Q: How did you become interested in science?
A: In high school, I had an amazing teacher who introduced me to the scientific world, guided me to ask the right questions, and encouraged me to find answers by myself. I asked questions like: How do trees produce oxygen? How can we see bacteria through a microscope? Why are humans smarter than other animals?
“It would be a dream come true if I could look at a cell within a tissue and have a Google Maps view to zoom in until I saw individual molecules,” says Melike Lakadamyali, Ph.D., an associate professor of physiology at the University of Pennsylvania’s Perelman School of Medicine in Philadelphia. Her lab is helping make part of that dream a reality by developing super-resolution microscopy tools that visualize cells at a near-molecular level.
Blending Physics and Biology
Science and math fascinated Dr. Lakadamyali since childhood, and she felt especially drawn to physics because she enjoyed using logic to solve problems.
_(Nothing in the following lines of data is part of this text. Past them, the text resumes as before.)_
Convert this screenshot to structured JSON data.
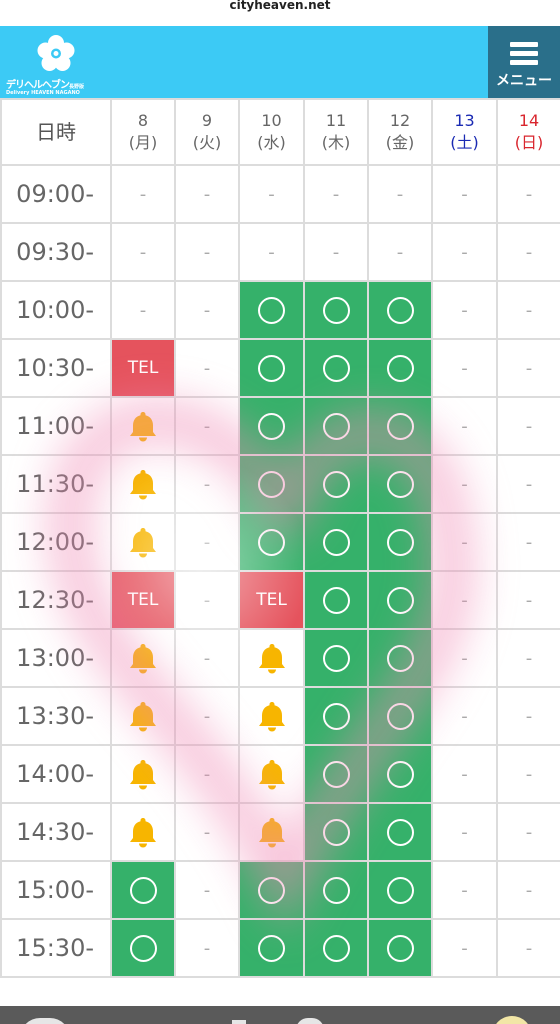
{
  "browser": {
    "url": "cityheaven.net"
  },
  "header": {
    "brand": "デリヘルヘブン",
    "brand_sub": "長野版",
    "brand_tagline": "Delivery HEAVEN NAGANO",
    "menu_label": "メニュー",
    "colors": {
      "bar": "#3ccaf5",
      "menu": "#2a6f8a"
    }
  },
  "schedule": {
    "corner_label": "日時",
    "days": [
      {
        "num": "8",
        "dow": "(月)",
        "kind": "weekday"
      },
      {
        "num": "9",
        "dow": "(火)",
        "kind": "weekday"
      },
      {
        "num": "10",
        "dow": "(水)",
        "kind": "weekday"
      },
      {
        "num": "11",
        "dow": "(木)",
        "kind": "weekday"
      },
      {
        "num": "12",
        "dow": "(金)",
        "kind": "weekday"
      },
      {
        "num": "13",
        "dow": "(土)",
        "kind": "sat"
      },
      {
        "num": "14",
        "dow": "(日)",
        "kind": "sun"
      }
    ],
    "rows": [
      {
        "time": "09:00-",
        "cells": [
          "-",
          "-",
          "-",
          "-",
          "-",
          "-",
          "-"
        ]
      },
      {
        "time": "09:30-",
        "cells": [
          "-",
          "-",
          "-",
          "-",
          "-",
          "-",
          "-"
        ]
      },
      {
        "time": "10:00-",
        "cells": [
          "-",
          "-",
          "○",
          "○",
          "○",
          "-",
          "-"
        ]
      },
      {
        "time": "10:30-",
        "cells": [
          "TEL",
          "-",
          "○",
          "○",
          "○",
          "-",
          "-"
        ]
      },
      {
        "time": "11:00-",
        "cells": [
          "bell",
          "-",
          "○",
          "○",
          "○",
          "-",
          "-"
        ]
      },
      {
        "time": "11:30-",
        "cells": [
          "bell",
          "-",
          "○",
          "○",
          "○",
          "-",
          "-"
        ]
      },
      {
        "time": "12:00-",
        "cells": [
          "bell",
          "-",
          "○",
          "○",
          "○",
          "-",
          "-"
        ]
      },
      {
        "time": "12:30-",
        "cells": [
          "TEL",
          "-",
          "TEL",
          "○",
          "○",
          "-",
          "-"
        ]
      },
      {
        "time": "13:00-",
        "cells": [
          "bell",
          "-",
          "bell",
          "○",
          "○",
          "-",
          "-"
        ]
      },
      {
        "time": "13:30-",
        "cells": [
          "bell",
          "-",
          "bell",
          "○",
          "○",
          "-",
          "-"
        ]
      },
      {
        "time": "14:00-",
        "cells": [
          "bell",
          "-",
          "bell",
          "○",
          "○",
          "-",
          "-"
        ]
      },
      {
        "time": "14:30-",
        "cells": [
          "bell",
          "-",
          "bell",
          "○",
          "○",
          "-",
          "-"
        ]
      },
      {
        "time": "15:00-",
        "cells": [
          "○",
          "-",
          "○",
          "○",
          "○",
          "-",
          "-"
        ]
      },
      {
        "time": "15:30-",
        "cells": [
          "○",
          "-",
          "○",
          "○",
          "○",
          "-",
          "-"
        ]
      }
    ],
    "colors": {
      "available": "#35b16a",
      "tel": "#e5535d",
      "bell": "#f7b500",
      "grid": "#dcdcdc",
      "sat": "#1a2ab3",
      "sun": "#d9262e"
    }
  }
}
After graduating high school in her native country of Cyprus, she chose to study physics at the University of Texas, Austin. She never gave much thought to applying physics methods to biological questions—a field known as biophysics—until her third year as an undergraduate, when she gained her first research experience in the lab of Josef Käs, Ph.D.
Have you ever wondered how research works? How scientists make discoveries about our health and the world around us? Whether they’re studying plants, animals, humans, or something else in our world, they follow the scientific method. But this method isn’t always—or even usually—a straight line, and often the answers are unexpected and lead to more questions. Let’s dive in to see how it all works.
“A confusing experimental result almost always means you’ve stumbled upon something interesting and maybe even exciting. I think that’s what makes science fun,” says Lauren Parker Jackson, Ph.D., an assistant professor of biological sciences at Vanderbilt University, Nashville, Tennessee. Check out the highlights of our interview with Dr. Jackson to learn how she became a biologist and what she studies in her lab.
Q: What sparked your interest in science?
A: I credit my high school chemistry, physics, and biology teachers with getting me interested in science. They were quirky, they were talented, they were energetic, and they weren’t afraid to push us. As a teenager, I did a lot of science fairs and quiz bowls, where two teams compete to answer academic questions. As a high school junior, I took part in the Governor’s School for the Sciences and Engineering, where I spent a month at the University of Tennessee, Knoxville, studying chemistry in a lab. That exposed me to research for the first time.
At 9 years old, Raven Delfina Otero-Symphony wanted to be an astronaut. As a fourth-year statistics student at the University of New Mexico, Albuquerque, she still dreams of working for NASA—but as a statistician. You might be surprised to learn that she spent high school and her first semester of college preparing for a career in music, convinced that science and mathematics weren’t for her.
Strings to Stats
Raven enjoyed and excelled in both STEM and humanities classes as a child. As she got older, her interest in STEM wasn’t encouraged, and she began to believe she “just wasn’t a science person.” She concentrated on music because she felt very supported in that pursuit. She played the viola—a stringed instrument slightly larger and deeper in tone than a violin—and performed in symphonies throughout high school.
Happy almost New Year! Throughout 2021 we spoke to more than two dozen NIGMS-supported researchers for the Biomedical Beat blog. They shared their work, career journeys, experiences with the COVID-19 pandemic, and more. Here, we’re showcasing a few of their outstanding quotes. You can learn more about these scientists by checking out the links to the original blog posts.